3. Mandatory Recall

Prior to FSMA, the Agency would need a court order to compel a recall if a company refused to do so. In most cases, time is critical and going to court may waste valuable time. The FDA can now demand a recall without a court order under FSMA.

FSMA added Section 206 to the Act which provided the FDA authority to force a recall in specific instances after giving a company the option to request a voluntary recall. A mandatory recall is now in itself a threat to coerce action. The FDA will first provide a company with the option of conducting a voluntary recall.1,2

4. Suspension of Food Facility Registration

Prior to FSMA, a facility’s registration could not be suspended under any circumstances. A facility registration is important as it allows a facility to sell while also allowing the FDA to monitor what facilities to inspect. The FDA now has expanded jurisdiction under FSMA Section 102 to suspend a facility’s registration if there is a “reasonable risk” of serious health concerns or death. The suspension has the practical consequence of shutting down a facility’s operations, which means it can’t sell, produce, or market its products while it’s in place.1,2

5. Authority to Deny Entry

Under FSMA, if a food producer in another country does not permit FDA to inspect its facility, FDA can refuse to allow food from that facility into the United States.

Seven (7) foundational rules of FSMA

The heart of FSMA lies in the seven foundational rules.
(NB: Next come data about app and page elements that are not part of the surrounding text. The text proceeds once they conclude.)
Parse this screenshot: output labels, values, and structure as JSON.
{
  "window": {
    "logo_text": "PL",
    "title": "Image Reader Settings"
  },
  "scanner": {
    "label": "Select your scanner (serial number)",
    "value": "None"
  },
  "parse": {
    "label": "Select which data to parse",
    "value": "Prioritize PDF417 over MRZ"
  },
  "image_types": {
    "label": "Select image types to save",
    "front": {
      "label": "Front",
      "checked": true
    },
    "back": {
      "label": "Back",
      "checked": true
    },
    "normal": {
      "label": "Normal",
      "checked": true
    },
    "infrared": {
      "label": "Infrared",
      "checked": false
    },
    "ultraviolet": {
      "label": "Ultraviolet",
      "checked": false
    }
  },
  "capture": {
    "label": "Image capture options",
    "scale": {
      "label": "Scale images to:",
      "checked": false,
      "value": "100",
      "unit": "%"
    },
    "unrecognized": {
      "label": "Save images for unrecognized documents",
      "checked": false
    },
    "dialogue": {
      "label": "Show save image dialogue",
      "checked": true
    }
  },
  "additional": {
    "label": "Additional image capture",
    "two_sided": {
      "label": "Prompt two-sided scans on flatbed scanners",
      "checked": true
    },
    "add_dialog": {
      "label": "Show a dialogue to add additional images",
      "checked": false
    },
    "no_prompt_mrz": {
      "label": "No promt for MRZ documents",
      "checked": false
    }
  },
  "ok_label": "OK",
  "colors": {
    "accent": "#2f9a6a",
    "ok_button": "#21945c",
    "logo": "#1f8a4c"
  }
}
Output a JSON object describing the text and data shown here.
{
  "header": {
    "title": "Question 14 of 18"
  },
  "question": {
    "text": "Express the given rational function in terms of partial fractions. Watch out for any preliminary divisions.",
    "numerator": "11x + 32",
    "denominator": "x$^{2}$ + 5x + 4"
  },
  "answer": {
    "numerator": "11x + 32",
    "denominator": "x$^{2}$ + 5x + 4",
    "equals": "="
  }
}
These rules were carefully developed over 4–5 years and fundamentally change the food safety landscape; these are:

  1. Preventive Controls for Human Food (PCHF) Final Rule
  2. Preventive Controls for Food for Animals (PCAF) Final Rule
  3. Standards for Produce Safety Final Rule
  4. Foreign Supplier Verification Programs (FSVP) for Importers of Food for Humans and Animals Final Rule
  5. Accredited Third-Party Certification Final Rule
  6. Sanitary Transportation of Human and Animal Food Final Rule
  7. Mitigation Strategies to Protect Food Against Intentional Adulteration Final Rule


The seven foundational rules dramatically increase the regulatory burden on food companies to take appropriate measures to prevent food contamination and document their compliance.

The PCHF, PCAF, Produce Safety Final Rules, and FSVP,  each require a hazard analysis for the purpose of preventing adulteration. The Sanitary Transportation Final Rule and Intentional Adulteration Final Rule are narrowly tailored to a specific issue, and the Third-Party Certification Final Rule governs third-party auditors.

Summary of PCHF, PCAF, FSVP, and produce safety final rules

  • Current Good Manufacturing Practice, Hazard Analysis, and Risk-Based Preventive Controls for Human Food (21 CFR Part 117)
  • Current Good Manufacturing Practice, Hazard Analysis, and Risk-Based Preventive Controls for Food for Animals (21 CFR Part 507)
  • Standards for the Growing, Harvesting, Packing, and Holding of Produce for Human Consumption (21 CFR Part 112)
  • Foreign Supplier Verification Programs (FSVP) for Importers of Food for Humans and Animals (21 CFR part 1, subpart L)


  1. U.S. Food and Drug Administration, Food Safety Modernization Act (FSMA),, Accessed 10 January 2022.
  2. Sanchez, M.C. “The Food Safety Modernization Act.” Food Law and Regulation for Non-Lawyers. A US Perspective, 2nd edition, Springer International Publishing AG, 2018, pp. 167–204.